=== Begin Enclosure ===

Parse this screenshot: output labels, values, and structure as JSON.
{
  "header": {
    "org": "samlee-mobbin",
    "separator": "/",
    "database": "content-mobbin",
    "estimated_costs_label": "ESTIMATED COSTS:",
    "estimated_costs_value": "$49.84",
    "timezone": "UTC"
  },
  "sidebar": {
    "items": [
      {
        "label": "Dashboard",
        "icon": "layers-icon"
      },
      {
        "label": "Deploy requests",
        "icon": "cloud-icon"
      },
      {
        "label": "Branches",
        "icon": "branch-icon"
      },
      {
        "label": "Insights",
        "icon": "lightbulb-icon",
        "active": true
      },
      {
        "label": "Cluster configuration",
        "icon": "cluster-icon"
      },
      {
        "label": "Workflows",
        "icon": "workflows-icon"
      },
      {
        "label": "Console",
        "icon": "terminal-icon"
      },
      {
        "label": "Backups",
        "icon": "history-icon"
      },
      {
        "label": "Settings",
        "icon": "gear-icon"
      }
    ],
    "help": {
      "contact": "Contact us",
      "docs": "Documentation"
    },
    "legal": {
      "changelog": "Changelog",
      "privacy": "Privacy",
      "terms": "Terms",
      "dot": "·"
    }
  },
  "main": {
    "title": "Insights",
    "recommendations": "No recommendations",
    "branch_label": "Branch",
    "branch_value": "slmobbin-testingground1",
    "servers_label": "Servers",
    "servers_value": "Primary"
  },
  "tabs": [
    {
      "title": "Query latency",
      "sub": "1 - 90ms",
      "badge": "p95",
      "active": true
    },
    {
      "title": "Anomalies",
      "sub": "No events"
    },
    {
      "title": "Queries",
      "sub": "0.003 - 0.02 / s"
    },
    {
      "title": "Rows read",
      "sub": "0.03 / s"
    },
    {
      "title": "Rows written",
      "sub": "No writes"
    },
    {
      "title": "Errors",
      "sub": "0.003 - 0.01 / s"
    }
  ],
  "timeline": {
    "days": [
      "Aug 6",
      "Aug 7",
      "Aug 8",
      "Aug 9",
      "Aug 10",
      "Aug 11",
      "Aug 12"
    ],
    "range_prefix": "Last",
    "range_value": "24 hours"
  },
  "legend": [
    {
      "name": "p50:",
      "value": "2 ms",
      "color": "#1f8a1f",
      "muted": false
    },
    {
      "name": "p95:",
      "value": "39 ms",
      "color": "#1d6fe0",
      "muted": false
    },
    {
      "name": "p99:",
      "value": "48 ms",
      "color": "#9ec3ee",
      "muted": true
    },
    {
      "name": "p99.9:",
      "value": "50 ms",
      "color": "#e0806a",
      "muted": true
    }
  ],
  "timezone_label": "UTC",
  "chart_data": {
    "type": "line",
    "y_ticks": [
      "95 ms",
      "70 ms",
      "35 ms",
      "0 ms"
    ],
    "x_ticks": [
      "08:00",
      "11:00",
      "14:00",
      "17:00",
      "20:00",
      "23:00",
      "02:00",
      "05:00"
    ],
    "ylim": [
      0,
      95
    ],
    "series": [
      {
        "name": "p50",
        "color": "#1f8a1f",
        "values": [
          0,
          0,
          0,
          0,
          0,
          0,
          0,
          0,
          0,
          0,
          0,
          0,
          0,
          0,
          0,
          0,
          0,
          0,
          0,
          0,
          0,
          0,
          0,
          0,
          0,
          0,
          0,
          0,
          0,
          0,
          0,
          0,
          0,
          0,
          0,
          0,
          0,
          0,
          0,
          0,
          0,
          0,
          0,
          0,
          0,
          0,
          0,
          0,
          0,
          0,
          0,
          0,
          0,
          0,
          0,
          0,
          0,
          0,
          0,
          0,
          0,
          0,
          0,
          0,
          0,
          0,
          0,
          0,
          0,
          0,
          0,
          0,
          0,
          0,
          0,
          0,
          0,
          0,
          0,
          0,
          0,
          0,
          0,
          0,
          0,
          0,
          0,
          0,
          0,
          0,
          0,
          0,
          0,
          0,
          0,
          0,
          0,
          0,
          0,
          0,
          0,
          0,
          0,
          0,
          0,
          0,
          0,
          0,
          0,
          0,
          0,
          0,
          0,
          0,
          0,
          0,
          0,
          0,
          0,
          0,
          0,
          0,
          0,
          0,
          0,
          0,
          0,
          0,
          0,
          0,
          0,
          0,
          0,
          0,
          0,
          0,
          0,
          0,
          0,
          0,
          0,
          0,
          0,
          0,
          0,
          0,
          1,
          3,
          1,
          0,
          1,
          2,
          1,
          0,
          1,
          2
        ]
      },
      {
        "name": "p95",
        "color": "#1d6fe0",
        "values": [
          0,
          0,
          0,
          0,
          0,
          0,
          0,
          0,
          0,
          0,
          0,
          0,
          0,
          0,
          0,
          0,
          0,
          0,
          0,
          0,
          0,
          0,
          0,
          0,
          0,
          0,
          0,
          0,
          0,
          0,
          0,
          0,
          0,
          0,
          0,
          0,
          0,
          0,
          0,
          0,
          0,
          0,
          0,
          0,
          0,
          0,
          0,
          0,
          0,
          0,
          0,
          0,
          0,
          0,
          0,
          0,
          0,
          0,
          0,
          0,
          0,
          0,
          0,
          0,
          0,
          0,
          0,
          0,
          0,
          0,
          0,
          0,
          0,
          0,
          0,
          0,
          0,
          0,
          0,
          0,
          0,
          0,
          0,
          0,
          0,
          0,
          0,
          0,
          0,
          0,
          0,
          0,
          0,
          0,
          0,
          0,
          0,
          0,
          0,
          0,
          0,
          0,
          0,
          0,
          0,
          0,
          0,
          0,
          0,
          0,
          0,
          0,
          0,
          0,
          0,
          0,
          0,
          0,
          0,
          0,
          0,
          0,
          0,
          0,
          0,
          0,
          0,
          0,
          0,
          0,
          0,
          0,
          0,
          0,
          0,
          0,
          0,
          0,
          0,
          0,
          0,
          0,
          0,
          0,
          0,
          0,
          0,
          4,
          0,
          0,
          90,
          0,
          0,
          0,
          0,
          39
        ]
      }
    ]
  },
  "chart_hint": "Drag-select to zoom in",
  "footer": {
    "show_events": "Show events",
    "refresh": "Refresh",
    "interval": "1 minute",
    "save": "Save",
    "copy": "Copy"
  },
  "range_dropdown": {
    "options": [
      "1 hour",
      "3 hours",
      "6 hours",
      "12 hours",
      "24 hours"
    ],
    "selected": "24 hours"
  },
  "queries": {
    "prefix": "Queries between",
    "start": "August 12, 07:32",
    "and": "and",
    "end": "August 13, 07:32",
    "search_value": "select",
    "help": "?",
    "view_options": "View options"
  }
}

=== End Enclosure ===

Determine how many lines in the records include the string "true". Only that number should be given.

4